+++ Provided material +++
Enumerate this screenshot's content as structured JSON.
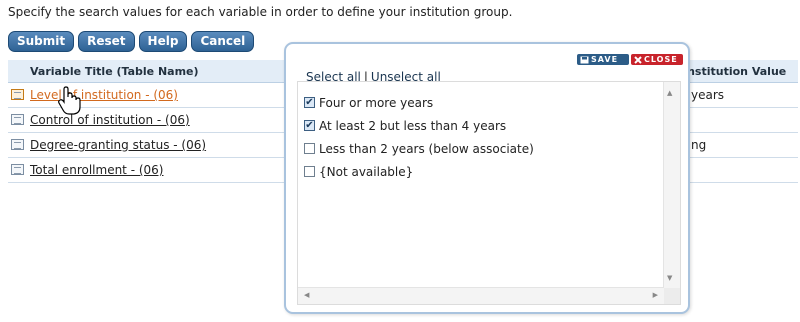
{
  "instructions": "Specify the search values for each variable in order to define your institution group.",
  "buttons": {
    "submit": "Submit",
    "reset": "Reset",
    "help": "Help",
    "cancel": "Cancel"
  },
  "table": {
    "headers": {
      "variable_title": "Variable Title (Table Name)",
      "institution_value": "Institution Value"
    },
    "rows": [
      {
        "label": "Level of institution  - (06)",
        "value": "years",
        "active": true
      },
      {
        "label": "Control of institution  - (06)",
        "value": ""
      },
      {
        "label": "Degree-granting status  - (06)",
        "value": "ng"
      },
      {
        "label": "Total enrollment  - (06)",
        "value": ""
      }
    ]
  },
  "popup": {
    "save_label": "SAVE",
    "close_label": "CLOSE",
    "select_all": "Select all",
    "separator": "|",
    "unselect_all": "Unselect all",
    "options": [
      {
        "label": "Four or more years",
        "checked": true
      },
      {
        "label": "At least 2 but less than 4 years",
        "checked": true
      },
      {
        "label": "Less than 2 years (below associate)",
        "checked": false
      },
      {
        "label": "{Not available}",
        "checked": false
      }
    ]
  },
  "colors": {
    "button_bg": "#2e6294",
    "header_bg": "#e3edf7",
    "active_link": "#d2691e",
    "save_bg": "#2c5c87",
    "close_bg": "#c8232b",
    "popup_border": "#a9c3de"
  }
}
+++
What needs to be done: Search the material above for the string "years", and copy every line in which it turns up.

Response:
        "value": "years",
        "label": "Four or more years",
        "label": "At least 2 but less than 4 years",
        "label": "Less than 2 years (below associate)",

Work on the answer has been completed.